Let's face it: When it comes to defending the planet, five white-belted emo kids would probably be the last crew you'd want on the frontlines (even Captain Planet and those wussy Planeteers would instill more confidence). But in a new short film by two "unemployed" British directors, the fate of the free world rests directly on the scrawny shoulders of five sad sorta-superheroes.
The film, called "Mighty Moshin' Emo Rangers," was the brainchild of Chris Phillips and Nick Pittom, two twentysomething filmmakers who were barely getting filming gigs for local bands. Their money situation only continued to worsen, and things were looking bleak until one day — while in the depths of a serious woe-is-me session (emo!) — inspiration struck.

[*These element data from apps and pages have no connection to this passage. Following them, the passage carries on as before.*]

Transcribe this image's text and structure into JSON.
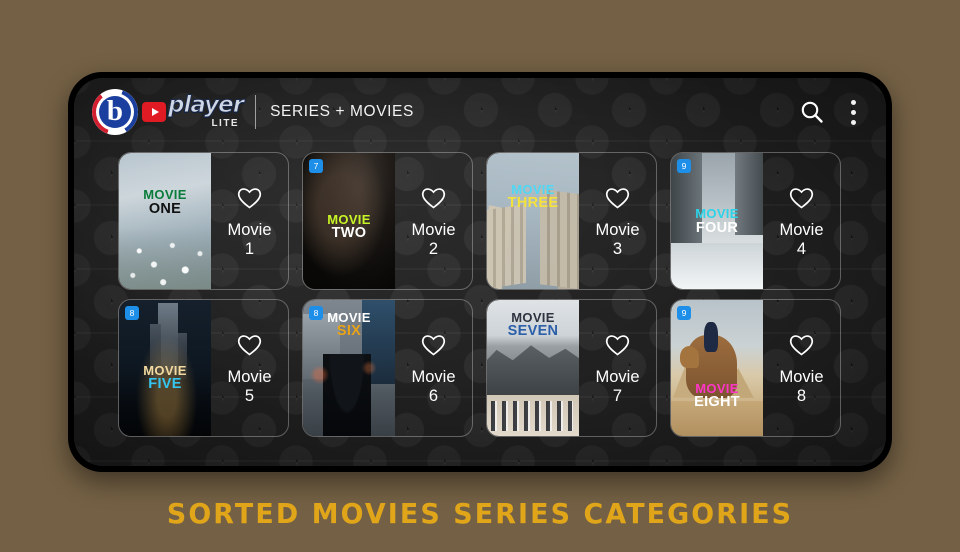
{
  "page": {
    "background_color": "#746145",
    "caption": "SORTED MOVIES SERIES CATEGORIES",
    "caption_color": "#e1a519"
  },
  "header": {
    "brand": {
      "b_glyph": "b",
      "play_icon": "play-icon",
      "word": "player",
      "sub_word": "LITE"
    },
    "title": "SERIES + MOVIES",
    "search_icon": "search-icon",
    "overflow_icon": "kebab-menu-icon"
  },
  "grid": {
    "cards": [
      {
        "poster_line1": "MOVIE",
        "poster_line2": "ONE",
        "line1_color": "#0a7c3a",
        "line2_color": "#101010",
        "title_top": "26%",
        "label": "Movie",
        "number": "1",
        "badge": "",
        "favorite_icon": "heart-outline-icon",
        "art": "white-flowers-misty-field"
      },
      {
        "poster_line1": "MOVIE",
        "poster_line2": "TWO",
        "line1_color": "#c8f526",
        "line2_color": "#ffffff",
        "title_top": "44%",
        "label": "Movie",
        "number": "2",
        "badge": "7",
        "favorite_icon": "heart-outline-icon",
        "art": "dark-portrait-low-key"
      },
      {
        "poster_line1": "MOVIE",
        "poster_line2": "THREE",
        "line1_color": "#4fd8f5",
        "line2_color": "#f5e13c",
        "title_top": "22%",
        "label": "Movie",
        "number": "3",
        "badge": "",
        "favorite_icon": "heart-outline-icon",
        "art": "cathedral-architecture-sky"
      },
      {
        "poster_line1": "MOVIE",
        "poster_line2": "FOUR",
        "line1_color": "#2bd4e8",
        "line2_color": "#ffffff",
        "title_top": "40%",
        "label": "Movie",
        "number": "4",
        "badge": "9",
        "favorite_icon": "heart-outline-icon",
        "art": "snowy-city-street"
      },
      {
        "poster_line1": "MOVIE",
        "poster_line2": "FIVE",
        "line1_color": "#f2d9a0",
        "line2_color": "#35c6f0",
        "title_top": "47%",
        "label": "Movie",
        "number": "5",
        "badge": "8",
        "favorite_icon": "heart-outline-icon",
        "art": "night-harbour-dark-blue"
      },
      {
        "poster_line1": "MOVIE",
        "poster_line2": "SIX",
        "line1_color": "#ffffff",
        "line2_color": "#e8a317",
        "title_top": "8%",
        "label": "Movie",
        "number": "6",
        "badge": "8",
        "favorite_icon": "heart-outline-icon",
        "art": "rainy-city-umbrella"
      },
      {
        "poster_line1": "MOVIE",
        "poster_line2": "SEVEN",
        "line1_color": "#2e3440",
        "line2_color": "#2b5fa8",
        "title_top": "8%",
        "label": "Movie",
        "number": "7",
        "badge": "",
        "favorite_icon": "heart-outline-icon",
        "art": "mountain-caravan-desert"
      },
      {
        "poster_line1": "MOVIE",
        "poster_line2": "EIGHT",
        "line1_color": "#ff35c8",
        "line2_color": "#ffffff",
        "title_top": "60%",
        "label": "Movie",
        "number": "8",
        "badge": "9",
        "favorite_icon": "heart-outline-icon",
        "art": "camel-rider-desert-dunes"
      }
    ]
  }
}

"Nick and I were sitting around bored one day. I was upset because I was just dumped by my girlfriend, and Nick turned to me and said, 'Quit being emo, you Emo Ranger!' " Phillips explained. "Suddenly the hairs went up on the back of my neck and I blurted out 'You Mighty Moshin' Emo Rangers!' "
This apparently made a lot of sense to two British kids, because Phillips and Pittom got to work right away on their film, which follows the five Emo Rangers as they battle depression — and space robots — by combining their various emo powers ("Weepy Tears!" "Introspection!") to form a super-robot, complete with studded belt and angular, black haircut ... sort of like the Hot Topic version of Voltron.
For added realism, the duo searched countless blogs and message boards to find five suitably depressed emo kids to play their Rangers. Initial response to the project was a bit cold, but thanks to their dogged determination, Phillips and Pittom eventually won over the naysayers and got to work on their film.
"We ran the idea past a bunch of scenesters, and their response was usually to go and cry in the corner," Phillips joked. "But every now and then, you could spot one of these depressed teens slightly smiling at the joke. So we knew we were on to something."
Borrowing an old camcorder, and working with a shoestring budget of less than $100, Phillips and Pittom began filming, eschewing the traditional blue screen for a more suitable black screen ("It matched the emo color scheme quite well, and added to the depressing mood," Phillips laughed.) The Rangers' costumes were made out of cardboard and papier-mâché, and much of the effects — including some genuinely awesome-looking evil robots — were done on an ancient computer.
"We knew that anything George Lucas could do on a computer, we could do. It just took many sleepless nights and painstaking attention to detail," Phillips said. "Each shot took hours to render — and re-render when we got things wrong."
The duo hope to have the short done in about two months, and they plan on selling it as a DVD "with lots of extras." They've posted a trailer — complete with an emo-riffic Rangers theme song — at EmoRangers.com, and after receiving requests from sad kids from places like Russia and Singapore, they've recently put merch up for sale on the site, too (plenty of hoodies, of course). They've also become quite the topic on emo-punk message boards across the Internet, too — most of the comments are negative. And as "Mighty Moshin' Emo Rangers" nears completion, there is a question that begs to be asked: Do Phillips and Pittom fear some sort of limp-wristed backlash from within the emo community? Um, not really.
"The reaction from the emo kids had been good, only the mega-depressed ones have complained," Phillips said. "Basically, kids just e-mail us with requests for T-shirts, as emo kids love conforming."